Purpose of review: We discuss the formulation of a prescription for intravenous (i.v.) fluid therapy (a ‘volume prescription’) for critically ill patients: pros/cons of different fluid types; accurate dosing; and qualitative and quantitative toxicities. Updated physiologic concepts are invoked and results of recent major clinical trials on i.v. fluid therapy in the acutely ill are interpreted.
Recent findings: Context is vital and any fluid can be harmful if dosed incorrectly. When contrasting ‘crystalloid versus colloid’, differences in efficacy are modest, but differences in safety are significant. Differences in chloride load and strong ion difference appear to be clinically important. Quantitative toxicity is mitigated when dosing is based on dynamic parameters that predict volume responsiveness. Qualitative toxicity for colloids (even with newer hydroxyethyl starch 130/0.4 solutions) and isotonic saline remain a concern.
Summary: Similar to any drug used in acutely ill patients, clinicians ordering a volume prescription must recognize that context is crucial. Physiologically balanced crystalloids may be the ‘default’ fluid for acutely ill patients, and the role for colloids is unclear.
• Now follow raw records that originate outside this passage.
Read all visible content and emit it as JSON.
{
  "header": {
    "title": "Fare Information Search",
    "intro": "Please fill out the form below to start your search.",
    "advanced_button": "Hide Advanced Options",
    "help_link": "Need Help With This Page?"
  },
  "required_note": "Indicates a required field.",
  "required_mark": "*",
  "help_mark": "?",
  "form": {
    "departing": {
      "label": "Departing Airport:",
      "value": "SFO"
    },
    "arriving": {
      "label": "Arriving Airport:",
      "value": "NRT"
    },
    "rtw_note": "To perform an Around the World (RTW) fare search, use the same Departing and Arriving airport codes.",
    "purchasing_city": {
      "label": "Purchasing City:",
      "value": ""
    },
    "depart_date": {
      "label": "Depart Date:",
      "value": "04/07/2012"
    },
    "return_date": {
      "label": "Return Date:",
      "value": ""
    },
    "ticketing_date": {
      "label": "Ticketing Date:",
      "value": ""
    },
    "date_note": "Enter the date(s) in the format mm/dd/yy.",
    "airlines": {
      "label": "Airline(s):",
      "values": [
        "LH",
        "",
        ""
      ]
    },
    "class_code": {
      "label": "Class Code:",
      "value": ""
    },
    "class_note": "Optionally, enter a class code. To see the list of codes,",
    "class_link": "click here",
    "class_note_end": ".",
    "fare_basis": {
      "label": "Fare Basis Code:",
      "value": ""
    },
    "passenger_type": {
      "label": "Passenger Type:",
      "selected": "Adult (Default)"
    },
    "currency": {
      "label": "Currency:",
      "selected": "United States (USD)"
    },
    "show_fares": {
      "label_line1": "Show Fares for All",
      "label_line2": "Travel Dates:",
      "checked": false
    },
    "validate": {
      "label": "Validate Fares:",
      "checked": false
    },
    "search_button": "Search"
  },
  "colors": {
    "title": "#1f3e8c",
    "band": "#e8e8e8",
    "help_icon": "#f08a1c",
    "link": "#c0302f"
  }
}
Optimal dosing involves assessment of volume responsiveness.